Lessons in doublespeak from a looking-glass land
Straight-talking is still in short supply from the Republican leadership
Moral Giant: Seamus Mallon - compared to him the Sinn Fein leadership are moral pygmies
At a British-Irish conference I used to attend, there was often a comedy moment when a senior Sinn Fein representative denied knowing anything at all about the IRA. Sometimes, even though the audience was stuffed with nice, polite liberals, an incredulous titter would break out. A complaint would follow.
Please don't complain, Padraig Mac Lochlainn, but I tittered when I read that in the Dail you asked the Justice Minister Frances Fitzgerald if the Garda had the necessary resources "to tackle the criminal gangs involved in diesel laundering, cigarette smuggling and petrol stretching throughout the island."
Mac Lochlainn - who is less given to weasel language than most of his colleagues - then addressed what everyone was thinking: "the people involved in these activities, despite comments from some journalists, just one or two, are not the IRA that supported the peace process and that have gone away… Anyone with information should assist the PSNI and an Garda Síochána in tackling them."
He didn't mention the legendary double-jobber Thomas "Slab" Murphy, whose farm still straddles the Armagh-Louth border, who in a libel action in Dublin in 1998 was ruled by a jury to be an IRA commander and smuggler, who in 2004 was named by the BBC's Underworld Rich List as the UK's richest smuggler, but who has the undying loyalty of his old comrade, Gerry Adams, who assured us in 2006: "Tom Murphy is not a criminal. He's a good republican… I believe what he says and also and very importantly he is a key supporter of Sinn Fein's peace strategy".
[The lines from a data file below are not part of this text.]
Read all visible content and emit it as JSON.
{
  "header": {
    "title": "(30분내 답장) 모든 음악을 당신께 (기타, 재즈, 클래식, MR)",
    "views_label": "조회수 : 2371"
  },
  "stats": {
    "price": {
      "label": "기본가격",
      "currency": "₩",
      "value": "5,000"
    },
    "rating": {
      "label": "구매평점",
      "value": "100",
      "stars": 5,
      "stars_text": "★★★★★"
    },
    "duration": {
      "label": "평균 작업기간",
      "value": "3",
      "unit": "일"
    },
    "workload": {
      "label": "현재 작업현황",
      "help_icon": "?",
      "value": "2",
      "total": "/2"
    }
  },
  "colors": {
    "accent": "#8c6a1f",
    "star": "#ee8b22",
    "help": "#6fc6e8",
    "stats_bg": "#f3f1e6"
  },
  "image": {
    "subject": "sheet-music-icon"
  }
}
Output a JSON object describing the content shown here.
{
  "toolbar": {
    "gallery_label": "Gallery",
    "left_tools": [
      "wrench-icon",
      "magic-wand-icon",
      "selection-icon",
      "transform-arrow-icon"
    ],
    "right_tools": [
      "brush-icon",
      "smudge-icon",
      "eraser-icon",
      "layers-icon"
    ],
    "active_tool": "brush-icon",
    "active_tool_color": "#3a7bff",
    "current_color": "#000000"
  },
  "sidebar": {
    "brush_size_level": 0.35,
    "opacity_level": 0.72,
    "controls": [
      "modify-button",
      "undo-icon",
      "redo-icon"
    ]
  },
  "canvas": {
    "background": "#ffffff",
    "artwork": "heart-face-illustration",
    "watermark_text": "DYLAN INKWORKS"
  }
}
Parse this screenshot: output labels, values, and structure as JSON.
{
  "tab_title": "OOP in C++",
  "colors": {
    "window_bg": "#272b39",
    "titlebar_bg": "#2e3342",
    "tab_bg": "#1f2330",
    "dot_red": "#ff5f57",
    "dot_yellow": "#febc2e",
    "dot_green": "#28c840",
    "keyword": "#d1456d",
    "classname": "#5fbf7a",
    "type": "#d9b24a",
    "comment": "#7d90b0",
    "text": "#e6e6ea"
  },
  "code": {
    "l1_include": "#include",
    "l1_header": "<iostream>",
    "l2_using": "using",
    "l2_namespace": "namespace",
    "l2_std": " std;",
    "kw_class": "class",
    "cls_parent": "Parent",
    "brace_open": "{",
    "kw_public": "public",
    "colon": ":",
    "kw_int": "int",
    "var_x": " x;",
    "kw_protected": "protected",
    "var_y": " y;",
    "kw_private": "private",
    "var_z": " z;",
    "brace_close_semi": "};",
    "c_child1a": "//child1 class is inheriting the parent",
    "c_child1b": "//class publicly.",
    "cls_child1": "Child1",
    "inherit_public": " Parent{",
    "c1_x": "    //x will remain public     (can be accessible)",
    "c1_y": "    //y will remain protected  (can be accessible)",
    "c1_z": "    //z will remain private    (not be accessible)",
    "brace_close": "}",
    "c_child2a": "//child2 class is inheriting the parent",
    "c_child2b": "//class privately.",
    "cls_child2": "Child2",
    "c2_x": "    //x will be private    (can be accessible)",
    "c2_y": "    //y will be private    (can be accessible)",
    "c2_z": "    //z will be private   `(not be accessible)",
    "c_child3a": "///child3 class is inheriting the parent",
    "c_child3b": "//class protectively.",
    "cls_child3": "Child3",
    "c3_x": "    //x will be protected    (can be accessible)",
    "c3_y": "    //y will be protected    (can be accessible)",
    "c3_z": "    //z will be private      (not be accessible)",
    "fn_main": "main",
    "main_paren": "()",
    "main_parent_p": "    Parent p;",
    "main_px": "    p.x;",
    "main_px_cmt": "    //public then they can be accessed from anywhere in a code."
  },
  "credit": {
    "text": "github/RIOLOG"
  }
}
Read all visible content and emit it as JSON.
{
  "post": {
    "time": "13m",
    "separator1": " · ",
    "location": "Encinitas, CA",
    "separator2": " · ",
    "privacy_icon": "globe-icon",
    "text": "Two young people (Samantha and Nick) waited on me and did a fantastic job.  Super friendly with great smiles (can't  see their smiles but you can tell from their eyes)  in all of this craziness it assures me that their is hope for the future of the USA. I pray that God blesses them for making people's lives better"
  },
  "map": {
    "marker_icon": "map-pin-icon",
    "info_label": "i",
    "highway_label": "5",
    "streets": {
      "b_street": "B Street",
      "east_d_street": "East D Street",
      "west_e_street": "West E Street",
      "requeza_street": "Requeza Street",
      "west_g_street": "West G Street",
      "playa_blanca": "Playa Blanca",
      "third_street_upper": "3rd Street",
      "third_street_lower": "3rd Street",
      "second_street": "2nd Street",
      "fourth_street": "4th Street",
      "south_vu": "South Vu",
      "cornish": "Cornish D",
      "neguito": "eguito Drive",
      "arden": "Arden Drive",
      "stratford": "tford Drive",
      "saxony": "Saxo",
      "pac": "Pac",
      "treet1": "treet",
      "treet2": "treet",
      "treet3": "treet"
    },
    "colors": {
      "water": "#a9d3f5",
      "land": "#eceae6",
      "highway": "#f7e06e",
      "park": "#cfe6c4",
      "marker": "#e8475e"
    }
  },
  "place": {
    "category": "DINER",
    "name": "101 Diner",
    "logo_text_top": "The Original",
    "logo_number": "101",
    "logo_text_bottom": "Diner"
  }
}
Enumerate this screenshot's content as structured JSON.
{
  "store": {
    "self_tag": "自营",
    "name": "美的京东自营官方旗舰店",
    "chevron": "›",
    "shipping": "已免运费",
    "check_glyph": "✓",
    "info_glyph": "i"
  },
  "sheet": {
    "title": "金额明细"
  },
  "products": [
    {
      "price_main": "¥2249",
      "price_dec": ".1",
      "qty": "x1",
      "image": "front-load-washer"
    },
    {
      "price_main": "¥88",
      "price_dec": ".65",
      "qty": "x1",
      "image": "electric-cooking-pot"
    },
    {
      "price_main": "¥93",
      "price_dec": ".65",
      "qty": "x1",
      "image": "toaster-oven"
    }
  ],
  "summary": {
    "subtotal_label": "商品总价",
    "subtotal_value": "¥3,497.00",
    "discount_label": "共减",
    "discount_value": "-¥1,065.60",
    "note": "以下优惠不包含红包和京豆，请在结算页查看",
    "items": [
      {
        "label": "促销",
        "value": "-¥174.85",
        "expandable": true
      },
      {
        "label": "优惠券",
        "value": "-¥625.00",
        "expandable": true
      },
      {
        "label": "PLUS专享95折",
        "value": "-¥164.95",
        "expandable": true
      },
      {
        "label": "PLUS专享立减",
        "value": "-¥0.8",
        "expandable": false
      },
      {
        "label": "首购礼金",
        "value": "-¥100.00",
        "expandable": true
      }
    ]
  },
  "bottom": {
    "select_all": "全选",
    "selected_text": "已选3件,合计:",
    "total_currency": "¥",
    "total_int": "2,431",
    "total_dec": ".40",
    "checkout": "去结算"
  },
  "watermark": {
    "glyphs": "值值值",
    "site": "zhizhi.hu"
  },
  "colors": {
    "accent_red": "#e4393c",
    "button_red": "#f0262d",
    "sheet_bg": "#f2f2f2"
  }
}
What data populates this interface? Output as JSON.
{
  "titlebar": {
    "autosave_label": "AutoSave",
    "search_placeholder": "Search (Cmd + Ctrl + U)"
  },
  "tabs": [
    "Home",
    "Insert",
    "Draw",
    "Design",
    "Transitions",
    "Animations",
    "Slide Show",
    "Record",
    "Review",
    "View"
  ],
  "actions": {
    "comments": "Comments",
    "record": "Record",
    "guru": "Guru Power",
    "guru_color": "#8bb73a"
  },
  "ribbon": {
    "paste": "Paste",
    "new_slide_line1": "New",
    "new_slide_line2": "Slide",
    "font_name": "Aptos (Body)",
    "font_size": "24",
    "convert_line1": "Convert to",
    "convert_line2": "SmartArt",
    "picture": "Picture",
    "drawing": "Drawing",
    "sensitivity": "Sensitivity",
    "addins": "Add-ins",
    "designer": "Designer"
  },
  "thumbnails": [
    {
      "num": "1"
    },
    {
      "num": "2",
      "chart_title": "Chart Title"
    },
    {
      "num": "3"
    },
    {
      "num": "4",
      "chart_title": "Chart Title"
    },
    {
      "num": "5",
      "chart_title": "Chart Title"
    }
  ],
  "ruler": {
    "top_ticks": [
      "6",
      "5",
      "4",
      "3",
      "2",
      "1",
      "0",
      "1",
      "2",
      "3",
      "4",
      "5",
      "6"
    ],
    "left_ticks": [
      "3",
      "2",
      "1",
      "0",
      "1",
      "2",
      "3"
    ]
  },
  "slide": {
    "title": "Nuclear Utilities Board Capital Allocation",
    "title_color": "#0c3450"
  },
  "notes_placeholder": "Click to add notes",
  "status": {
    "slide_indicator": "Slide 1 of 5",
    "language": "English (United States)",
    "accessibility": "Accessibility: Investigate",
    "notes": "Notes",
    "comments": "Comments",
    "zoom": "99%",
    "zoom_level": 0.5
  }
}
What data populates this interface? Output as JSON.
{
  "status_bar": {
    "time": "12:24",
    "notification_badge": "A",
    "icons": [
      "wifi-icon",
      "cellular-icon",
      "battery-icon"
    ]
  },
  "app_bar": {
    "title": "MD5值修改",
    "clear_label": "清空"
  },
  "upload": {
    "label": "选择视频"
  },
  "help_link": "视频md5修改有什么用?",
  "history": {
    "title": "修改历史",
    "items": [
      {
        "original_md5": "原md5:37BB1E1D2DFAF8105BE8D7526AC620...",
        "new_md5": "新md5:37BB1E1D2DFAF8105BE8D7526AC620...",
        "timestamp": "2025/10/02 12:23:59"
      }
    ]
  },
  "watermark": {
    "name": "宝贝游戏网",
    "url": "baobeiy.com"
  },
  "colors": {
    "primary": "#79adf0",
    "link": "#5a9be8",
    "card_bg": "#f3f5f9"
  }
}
Slab is 65 and may well be fed up with the hassle from those members of the Garda and the PSNI who don't have Adams's sunny view of him. Indeed, it's probably true that border criminals from the IRA are now freelance, for the smuggling community is diverse enough these days to gladden the heart of the most evangelical member of the Equality Authority. Lithuanians, Albanians, Nigerians and dissident republicans are among those who have successfully moved in on what used to be virtually a Provo monopoly.
Yet, interestingly, Sinn Fein is still implacably opposed to having the UK National Crime Agency (NCA), which deals with serious crime that crosses borders, extend its operations to Northern Ireland. To its fury, the SDLP, having won some assurances about its accountability, has given the NCA the support that will enable it to go ahead. That the SDLP's Alex Attwood, once the Stormont Environment Minister, explained its decision to the press earlier this month by speaking of the environmental damage caused by fuel launderers worried Sinn Fein. Mac Lochlainn did his "nothing-to-do-with-us" routine the better to deal with future scandals about republicans poisoning Irish waters.
The SDLP was asserting itself last week in Armagh by coming out in force to a dinner for 700 at the Armagh City Hotel in honour of Seamus Mallon. Now 78, Mallon was John Hume's deputy for years, the first Deputy First Minister of Northern Ireland in 1999, and MP for Newry and Armagh from 1986 until 2005.
"By any measure Seamus Mallon is a great Irishman," said Micheal Martin, one of the speakers at the dinner. "He showed disdain for tribal and sectarian politics - for politics which saw everything through the lens of getting one over on the other side. He built an unmatched progressive legacy on foundations of absolute integrity and public support."
I couldn't agree more. Difficult and prickly though he could be, Mallon was straight, honourable and - a product of the largely Protestant village of Markethill, where he was a teacher - hated sectarianism and the "Balkanisation" of Northern Ireland by "two parties rooted in sectarian power. Parties who have worked politics based on half truths, the threat of violence and a Stalinist approach."
In an interview with Marian Finucane in 2013 he said Sinn Fein and the IRA had debased Irish republicanism, which would never have integrity unless it looked into "the unionist heart as well as the unionist mind. It has got to, even despite what unionism does, we have got to make unionism part of Irish life. And unfortunately they are not. But we should be trying to listen to what they are trying to tell us, and not humiliate them."
He was replaced as MP by Sinn Fein's Conor Murphy, whose four-year tenure as Minister for Regional Development at Stormont was described by a tribunal in 2012 as showing a "material bias against the appointment of candidates from a Protestant background".
Sinn Fein dominates Newry and Mourne District Council, which has just voted to keep on a children's playground the name of Raymond McCreesh, who shot a Protestant neighbour to whom he delivered milk and in addition to his other sectarian crimes may have been involved in the Kingsmill massacre.
On Newry, Mourne and Down district shadow council (it's complicated), they've just voted to give the Irish language precedence on council logos, literature and vehicles.
Micheal Martin was right. Compared to Seamus Mallon, the Sinn Fein leadership are moral pygmies.